What you need to do: This task calls for copying every line of the records that includes the word "data".

*** Excerpted records Section Begins ***

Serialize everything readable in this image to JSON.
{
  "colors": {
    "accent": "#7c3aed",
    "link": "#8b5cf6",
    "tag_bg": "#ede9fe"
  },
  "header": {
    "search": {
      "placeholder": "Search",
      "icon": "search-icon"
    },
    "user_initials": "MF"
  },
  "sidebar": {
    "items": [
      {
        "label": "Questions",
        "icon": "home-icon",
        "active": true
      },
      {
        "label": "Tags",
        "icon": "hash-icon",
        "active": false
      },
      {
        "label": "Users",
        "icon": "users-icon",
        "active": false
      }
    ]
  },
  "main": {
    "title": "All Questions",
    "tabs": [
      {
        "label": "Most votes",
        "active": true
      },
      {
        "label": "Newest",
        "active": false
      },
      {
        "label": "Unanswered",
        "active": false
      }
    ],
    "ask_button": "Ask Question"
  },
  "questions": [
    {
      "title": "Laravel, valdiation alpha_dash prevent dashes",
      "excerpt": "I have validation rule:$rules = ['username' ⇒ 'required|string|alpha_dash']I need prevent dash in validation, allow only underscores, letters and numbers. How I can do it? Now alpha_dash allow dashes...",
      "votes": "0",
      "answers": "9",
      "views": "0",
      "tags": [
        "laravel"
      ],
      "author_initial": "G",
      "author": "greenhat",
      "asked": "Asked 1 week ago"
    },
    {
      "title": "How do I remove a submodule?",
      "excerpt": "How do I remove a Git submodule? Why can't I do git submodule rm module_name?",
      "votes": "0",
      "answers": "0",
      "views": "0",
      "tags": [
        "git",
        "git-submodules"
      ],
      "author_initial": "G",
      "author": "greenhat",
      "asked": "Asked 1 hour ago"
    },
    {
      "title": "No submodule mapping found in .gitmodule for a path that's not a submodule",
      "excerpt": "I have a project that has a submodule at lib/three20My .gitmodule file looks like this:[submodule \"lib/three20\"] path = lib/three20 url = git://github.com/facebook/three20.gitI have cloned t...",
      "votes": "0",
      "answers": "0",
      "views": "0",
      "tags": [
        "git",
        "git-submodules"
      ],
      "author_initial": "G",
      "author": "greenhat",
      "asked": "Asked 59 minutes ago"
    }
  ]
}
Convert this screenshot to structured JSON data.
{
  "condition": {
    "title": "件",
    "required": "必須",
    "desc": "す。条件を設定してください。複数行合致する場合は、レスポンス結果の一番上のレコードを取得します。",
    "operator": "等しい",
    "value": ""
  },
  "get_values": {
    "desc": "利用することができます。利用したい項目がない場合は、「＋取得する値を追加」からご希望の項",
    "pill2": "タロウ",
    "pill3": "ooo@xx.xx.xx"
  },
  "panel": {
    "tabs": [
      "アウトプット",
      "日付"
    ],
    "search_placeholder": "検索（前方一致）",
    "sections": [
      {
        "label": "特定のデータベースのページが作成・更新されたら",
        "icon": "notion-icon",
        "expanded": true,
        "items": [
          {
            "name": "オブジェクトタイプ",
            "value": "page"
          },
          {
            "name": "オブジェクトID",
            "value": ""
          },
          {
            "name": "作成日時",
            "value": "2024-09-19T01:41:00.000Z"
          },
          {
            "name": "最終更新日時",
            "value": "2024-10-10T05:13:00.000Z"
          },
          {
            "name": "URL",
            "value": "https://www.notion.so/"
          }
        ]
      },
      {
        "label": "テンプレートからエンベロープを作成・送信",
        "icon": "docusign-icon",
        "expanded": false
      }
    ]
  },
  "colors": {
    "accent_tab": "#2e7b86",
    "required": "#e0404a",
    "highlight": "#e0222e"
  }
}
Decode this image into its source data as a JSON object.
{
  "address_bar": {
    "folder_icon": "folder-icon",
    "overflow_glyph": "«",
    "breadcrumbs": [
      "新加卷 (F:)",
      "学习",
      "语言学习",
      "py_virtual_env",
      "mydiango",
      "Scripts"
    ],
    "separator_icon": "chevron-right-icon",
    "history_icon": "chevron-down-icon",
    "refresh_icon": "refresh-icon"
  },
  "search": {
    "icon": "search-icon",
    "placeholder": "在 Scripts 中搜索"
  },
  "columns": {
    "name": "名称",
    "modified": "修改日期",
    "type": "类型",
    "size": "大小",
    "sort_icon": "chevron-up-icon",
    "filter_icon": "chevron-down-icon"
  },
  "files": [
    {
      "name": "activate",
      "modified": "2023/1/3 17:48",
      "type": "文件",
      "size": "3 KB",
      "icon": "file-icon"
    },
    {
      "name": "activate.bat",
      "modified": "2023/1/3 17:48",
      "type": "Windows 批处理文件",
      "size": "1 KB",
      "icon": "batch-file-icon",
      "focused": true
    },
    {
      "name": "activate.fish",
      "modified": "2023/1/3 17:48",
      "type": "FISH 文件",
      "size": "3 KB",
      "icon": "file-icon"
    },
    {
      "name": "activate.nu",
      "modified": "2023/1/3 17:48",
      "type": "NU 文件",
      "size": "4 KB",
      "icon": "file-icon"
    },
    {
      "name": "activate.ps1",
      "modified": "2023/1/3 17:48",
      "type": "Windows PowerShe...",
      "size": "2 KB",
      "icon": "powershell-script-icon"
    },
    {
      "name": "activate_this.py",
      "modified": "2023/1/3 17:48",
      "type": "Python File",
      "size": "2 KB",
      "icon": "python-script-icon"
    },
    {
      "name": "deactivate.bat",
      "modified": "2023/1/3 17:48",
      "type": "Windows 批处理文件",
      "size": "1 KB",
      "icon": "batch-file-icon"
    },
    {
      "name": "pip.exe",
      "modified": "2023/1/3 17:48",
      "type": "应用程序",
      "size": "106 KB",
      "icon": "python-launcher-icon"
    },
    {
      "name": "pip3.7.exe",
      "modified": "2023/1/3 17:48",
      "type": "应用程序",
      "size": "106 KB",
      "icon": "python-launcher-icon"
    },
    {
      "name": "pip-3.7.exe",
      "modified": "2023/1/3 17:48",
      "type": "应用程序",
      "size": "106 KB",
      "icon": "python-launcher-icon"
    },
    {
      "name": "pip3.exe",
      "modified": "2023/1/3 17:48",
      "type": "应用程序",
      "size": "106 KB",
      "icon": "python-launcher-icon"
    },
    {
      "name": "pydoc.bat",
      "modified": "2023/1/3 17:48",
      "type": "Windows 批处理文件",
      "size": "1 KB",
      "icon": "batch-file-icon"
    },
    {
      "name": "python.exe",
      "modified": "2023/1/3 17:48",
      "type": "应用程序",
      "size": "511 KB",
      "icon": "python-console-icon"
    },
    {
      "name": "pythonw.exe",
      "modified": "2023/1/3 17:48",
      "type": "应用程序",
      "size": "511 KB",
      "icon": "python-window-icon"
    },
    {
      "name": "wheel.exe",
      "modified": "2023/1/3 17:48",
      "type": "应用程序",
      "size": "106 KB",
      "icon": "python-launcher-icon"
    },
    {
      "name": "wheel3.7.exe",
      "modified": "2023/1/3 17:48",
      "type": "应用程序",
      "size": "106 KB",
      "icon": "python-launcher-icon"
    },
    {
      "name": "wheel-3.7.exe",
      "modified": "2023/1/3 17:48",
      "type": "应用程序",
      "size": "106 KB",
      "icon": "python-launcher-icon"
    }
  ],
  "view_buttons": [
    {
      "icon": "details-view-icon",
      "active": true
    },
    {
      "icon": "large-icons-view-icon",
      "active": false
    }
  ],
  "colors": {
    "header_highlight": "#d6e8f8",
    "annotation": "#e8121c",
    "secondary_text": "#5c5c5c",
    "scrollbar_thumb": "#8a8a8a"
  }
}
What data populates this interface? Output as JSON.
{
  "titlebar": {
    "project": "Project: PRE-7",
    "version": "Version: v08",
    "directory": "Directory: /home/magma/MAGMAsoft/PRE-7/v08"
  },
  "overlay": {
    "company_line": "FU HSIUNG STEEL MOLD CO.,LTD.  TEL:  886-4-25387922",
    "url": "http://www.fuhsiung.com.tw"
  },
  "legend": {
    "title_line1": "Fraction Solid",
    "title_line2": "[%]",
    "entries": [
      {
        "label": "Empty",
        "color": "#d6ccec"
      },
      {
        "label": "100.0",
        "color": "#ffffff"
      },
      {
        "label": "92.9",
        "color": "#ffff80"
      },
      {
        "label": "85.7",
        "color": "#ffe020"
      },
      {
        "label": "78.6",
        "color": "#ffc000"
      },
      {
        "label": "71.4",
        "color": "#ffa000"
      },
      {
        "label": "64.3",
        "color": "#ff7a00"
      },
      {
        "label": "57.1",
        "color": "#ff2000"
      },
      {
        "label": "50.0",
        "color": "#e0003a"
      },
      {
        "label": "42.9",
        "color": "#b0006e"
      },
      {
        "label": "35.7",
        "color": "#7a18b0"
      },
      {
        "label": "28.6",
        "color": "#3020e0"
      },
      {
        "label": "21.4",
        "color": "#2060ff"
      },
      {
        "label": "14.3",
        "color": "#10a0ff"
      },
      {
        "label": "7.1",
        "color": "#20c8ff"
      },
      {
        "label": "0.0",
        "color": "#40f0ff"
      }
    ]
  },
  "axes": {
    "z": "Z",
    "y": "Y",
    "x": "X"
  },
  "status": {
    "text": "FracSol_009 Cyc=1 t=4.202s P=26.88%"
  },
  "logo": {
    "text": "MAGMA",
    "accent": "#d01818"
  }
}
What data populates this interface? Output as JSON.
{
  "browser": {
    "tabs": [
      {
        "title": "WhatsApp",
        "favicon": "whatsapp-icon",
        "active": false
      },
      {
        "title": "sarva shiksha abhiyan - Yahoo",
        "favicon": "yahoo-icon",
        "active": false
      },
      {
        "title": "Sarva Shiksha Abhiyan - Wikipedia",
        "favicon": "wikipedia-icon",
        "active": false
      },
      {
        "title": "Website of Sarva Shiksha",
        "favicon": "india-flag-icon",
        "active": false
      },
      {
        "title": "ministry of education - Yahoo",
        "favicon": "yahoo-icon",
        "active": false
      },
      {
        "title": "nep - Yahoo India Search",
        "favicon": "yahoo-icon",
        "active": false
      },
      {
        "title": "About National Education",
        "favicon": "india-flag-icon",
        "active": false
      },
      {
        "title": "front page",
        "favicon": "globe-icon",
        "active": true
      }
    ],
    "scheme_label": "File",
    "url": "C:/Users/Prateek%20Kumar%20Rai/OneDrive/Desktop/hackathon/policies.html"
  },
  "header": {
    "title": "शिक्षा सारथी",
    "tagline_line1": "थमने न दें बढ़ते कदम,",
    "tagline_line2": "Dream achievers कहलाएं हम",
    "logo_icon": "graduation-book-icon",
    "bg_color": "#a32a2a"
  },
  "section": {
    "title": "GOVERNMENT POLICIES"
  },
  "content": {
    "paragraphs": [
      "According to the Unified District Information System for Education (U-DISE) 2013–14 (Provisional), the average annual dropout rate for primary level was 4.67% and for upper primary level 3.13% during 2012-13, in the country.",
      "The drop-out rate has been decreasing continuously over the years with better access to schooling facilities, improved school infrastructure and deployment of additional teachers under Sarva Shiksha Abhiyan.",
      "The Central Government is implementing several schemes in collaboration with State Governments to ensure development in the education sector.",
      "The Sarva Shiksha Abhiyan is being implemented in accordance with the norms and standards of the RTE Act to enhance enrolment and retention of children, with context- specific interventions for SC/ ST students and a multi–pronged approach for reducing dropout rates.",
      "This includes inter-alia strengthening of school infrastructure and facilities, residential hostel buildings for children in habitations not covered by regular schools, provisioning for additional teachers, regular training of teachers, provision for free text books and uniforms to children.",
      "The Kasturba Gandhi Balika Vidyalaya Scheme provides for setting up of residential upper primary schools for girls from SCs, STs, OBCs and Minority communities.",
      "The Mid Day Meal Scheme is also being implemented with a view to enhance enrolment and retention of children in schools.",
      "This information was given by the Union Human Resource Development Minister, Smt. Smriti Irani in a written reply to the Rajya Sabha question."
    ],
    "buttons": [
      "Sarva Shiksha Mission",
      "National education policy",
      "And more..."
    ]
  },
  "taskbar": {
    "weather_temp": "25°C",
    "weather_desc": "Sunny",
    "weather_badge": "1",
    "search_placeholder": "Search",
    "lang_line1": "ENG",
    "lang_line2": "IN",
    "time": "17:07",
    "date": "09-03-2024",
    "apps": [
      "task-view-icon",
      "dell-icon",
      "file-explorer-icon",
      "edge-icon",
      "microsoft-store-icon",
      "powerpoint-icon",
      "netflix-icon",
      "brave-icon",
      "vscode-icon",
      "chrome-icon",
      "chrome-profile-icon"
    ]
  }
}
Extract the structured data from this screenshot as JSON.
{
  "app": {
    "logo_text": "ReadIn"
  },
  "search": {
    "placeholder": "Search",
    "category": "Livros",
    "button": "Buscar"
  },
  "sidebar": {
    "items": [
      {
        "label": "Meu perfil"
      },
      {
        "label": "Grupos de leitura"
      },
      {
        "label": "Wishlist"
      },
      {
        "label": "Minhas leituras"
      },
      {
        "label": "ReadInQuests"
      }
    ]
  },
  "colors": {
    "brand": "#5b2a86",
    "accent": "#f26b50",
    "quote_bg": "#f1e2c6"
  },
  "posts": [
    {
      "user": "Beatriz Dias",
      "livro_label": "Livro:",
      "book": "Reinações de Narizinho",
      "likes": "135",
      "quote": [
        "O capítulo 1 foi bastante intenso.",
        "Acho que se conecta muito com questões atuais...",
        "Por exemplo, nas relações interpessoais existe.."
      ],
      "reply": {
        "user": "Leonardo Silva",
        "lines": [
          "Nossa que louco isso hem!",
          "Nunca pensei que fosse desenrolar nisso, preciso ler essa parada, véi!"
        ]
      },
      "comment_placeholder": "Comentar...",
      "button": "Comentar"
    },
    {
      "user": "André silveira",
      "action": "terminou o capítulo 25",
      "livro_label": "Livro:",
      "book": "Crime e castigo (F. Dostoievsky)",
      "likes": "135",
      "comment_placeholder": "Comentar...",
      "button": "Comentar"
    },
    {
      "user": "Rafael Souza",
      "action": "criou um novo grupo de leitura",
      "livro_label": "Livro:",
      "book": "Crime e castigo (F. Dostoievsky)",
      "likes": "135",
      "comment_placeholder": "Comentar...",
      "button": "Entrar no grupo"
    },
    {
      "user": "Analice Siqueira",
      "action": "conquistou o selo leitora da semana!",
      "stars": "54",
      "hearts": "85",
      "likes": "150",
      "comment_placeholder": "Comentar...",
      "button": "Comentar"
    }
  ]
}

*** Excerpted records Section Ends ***

Solution to this task:
Convert this screenshot to structured JSON data.
Decode this image into its source data as a JSON object.
What data populates this interface? Output as JSON.
What data populates this interface? Output as JSON.
Extract the structured data from this screenshot as JSON.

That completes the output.